Polypilot product mascot

Introducing PolyPilot:

Our AI-Powered Mentorship Program

Start your trial today

Learn More
profile picture

Jessica K

- Research Program Mentor

PhD at Washington State University


Microbiology, Infectious Diseases, Bacteriology, Bacterial genetics and engineering, Microbial pathogenesis, Microbial ecology and evolution, Science communication


I'm an infectious disease microbiologist interested in evolutionary and ecological relationships between gastrointestinal pathogens and their hosts on a molecular scale. During my PhD, I studied how Salmonella co-opts different intracellular niches to grow within the intestinal epithelium and transmit infection. As a postdoc, I now study bacterial and host factors that enable Helicobacter, the causative agent of stomach ulcers and gastric cancer, to colonize microniches deep in the stomach tissue and how this specialized population influences pathology, disease outcomes, and treatment options. Having a life-long background in various painting mediums and graphic design, I spend a lot of my free time in my "backup job". I'm very interested in the interface between art and science, and enjoy approaching scientific communication and education challenges through art and design.

Project ideas

Project ideas are meant to help inspire student thinking about their own project. Students are in the driver seat of their research and are free to use any or none of the ideas shared by their mentors.

Life finds a way: microbial adaptations

Microorganisms were the first lifeforms on Earth and will exist long after humans are gone. For millions of years these simple lifeforms have adapted to the strangest of environments, from the depths of the ocean floor to your own stomach! To quote one of my favorite movies: “Life finds a way”. In this project, the student will choose any microbe of interest, the weirder the better. We’ll dive through primary literature to learn where it lives and how it has adapted to live there. This gives us clues about the microbe’s evolutionary history, and we can predict how these adaptations may change if we were to alter its environment. For example, many organisms that cause disease normally live in the environment and adapted to live in dirt or plants. Imagine the confusion when they get inside a human: years of evolution shaping the perfect soil dweller did not prepare them for the human body. How do they react to this environment, and how does the microbe’s presence affect its host? In infectious disease microbiology, these adaptations are termed “virulence factors”—they’re the culprit of why a microbe can make us sick, but simply an adaptation the organism uses for survival. We can tailor this project to study any microbe and its virulence factors. The research will primarily come from published literature and cumulate in a short report/review of these microbe-host relationships.

Testing host-microbe interactions

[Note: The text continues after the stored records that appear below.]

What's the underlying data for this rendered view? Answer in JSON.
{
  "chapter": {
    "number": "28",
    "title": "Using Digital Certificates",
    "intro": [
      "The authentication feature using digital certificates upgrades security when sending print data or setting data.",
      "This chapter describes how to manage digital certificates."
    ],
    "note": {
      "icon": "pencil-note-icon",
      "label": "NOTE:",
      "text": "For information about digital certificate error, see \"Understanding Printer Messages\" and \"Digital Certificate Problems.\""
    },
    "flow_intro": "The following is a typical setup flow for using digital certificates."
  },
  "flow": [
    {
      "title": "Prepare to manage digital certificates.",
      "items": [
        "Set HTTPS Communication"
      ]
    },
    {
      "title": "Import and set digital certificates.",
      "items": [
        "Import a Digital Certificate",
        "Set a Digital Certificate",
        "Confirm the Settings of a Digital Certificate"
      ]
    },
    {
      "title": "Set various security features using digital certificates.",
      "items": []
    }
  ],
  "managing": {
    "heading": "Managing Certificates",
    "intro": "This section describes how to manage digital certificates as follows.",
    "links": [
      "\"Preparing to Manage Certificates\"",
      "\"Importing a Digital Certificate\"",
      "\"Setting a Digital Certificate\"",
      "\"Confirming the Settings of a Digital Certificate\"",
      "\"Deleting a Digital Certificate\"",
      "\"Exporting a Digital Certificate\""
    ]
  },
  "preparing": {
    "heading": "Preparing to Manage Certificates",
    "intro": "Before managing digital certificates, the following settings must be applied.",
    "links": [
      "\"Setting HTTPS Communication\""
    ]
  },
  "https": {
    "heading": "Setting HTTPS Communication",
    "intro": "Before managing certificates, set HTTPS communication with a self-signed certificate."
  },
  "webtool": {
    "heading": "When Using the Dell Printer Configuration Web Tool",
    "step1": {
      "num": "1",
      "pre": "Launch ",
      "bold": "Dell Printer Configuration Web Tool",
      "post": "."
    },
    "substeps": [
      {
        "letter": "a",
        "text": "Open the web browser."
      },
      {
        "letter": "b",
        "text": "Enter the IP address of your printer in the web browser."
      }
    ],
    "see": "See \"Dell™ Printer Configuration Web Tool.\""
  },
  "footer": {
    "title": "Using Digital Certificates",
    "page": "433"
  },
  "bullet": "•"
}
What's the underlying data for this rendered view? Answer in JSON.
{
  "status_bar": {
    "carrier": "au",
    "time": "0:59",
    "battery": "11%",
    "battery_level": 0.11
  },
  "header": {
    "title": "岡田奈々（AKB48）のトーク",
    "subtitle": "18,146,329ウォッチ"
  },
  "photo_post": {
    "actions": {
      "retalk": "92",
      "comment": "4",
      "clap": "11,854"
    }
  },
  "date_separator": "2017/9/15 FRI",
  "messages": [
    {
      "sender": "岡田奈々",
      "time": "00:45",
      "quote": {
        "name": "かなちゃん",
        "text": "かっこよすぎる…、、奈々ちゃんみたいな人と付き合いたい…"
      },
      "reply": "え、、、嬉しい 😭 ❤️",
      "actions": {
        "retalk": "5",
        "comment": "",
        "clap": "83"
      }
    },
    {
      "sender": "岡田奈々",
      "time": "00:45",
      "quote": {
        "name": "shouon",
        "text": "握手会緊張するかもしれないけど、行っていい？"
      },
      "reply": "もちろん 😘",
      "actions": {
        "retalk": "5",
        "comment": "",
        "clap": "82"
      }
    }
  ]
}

Following a literature review from project 1, we will develop an original scientific proposal based off any hypothesis the student would want to test from their researched microbial adaptations. For instance, our research on an environmental bacteria that causes disease in humans may have uncovered molecular tools the bacteria uses to invade plant tissue, but it’s unknown how they invade human tissue. One might hypothesize that these plant adaptations are being used in the human host. I will guide the student through the scientific method and the current laboratory research techniques we have at our disposal to address the hypothesis. Along the way, the student will become familiar with literature search and review, experimental design, model systems, microbial genetics, and molecular biology.

Languages I know


Teaching experience

I have taught a Microbiology laboratory course at Univeristy of Washington and currently a course facilitator for Medical Microbiology in Stanford University's School of Medicine (microbiology and infectious disease course for medical students).


Work experience

Stanford University (2018 - Current)
Postdoctoral Research Fellow, Course Facilitator
Pacific Northwest National Laboratories (2011 - 2013)
Post Bachelors Research Associate. Molecular Toxicology
Seattle Children's Reasearch Institute (2010 - 2011)
Research Assistant
University of Washington (2011 - 2011)
Teaching Assistant


University of Washington
BS Bachelor of Science (2011)
Washington State University
PhD Doctor of Philosophy (2018)
Infectious Diseases

Interested in working with expert mentors like Jessica?

Apply now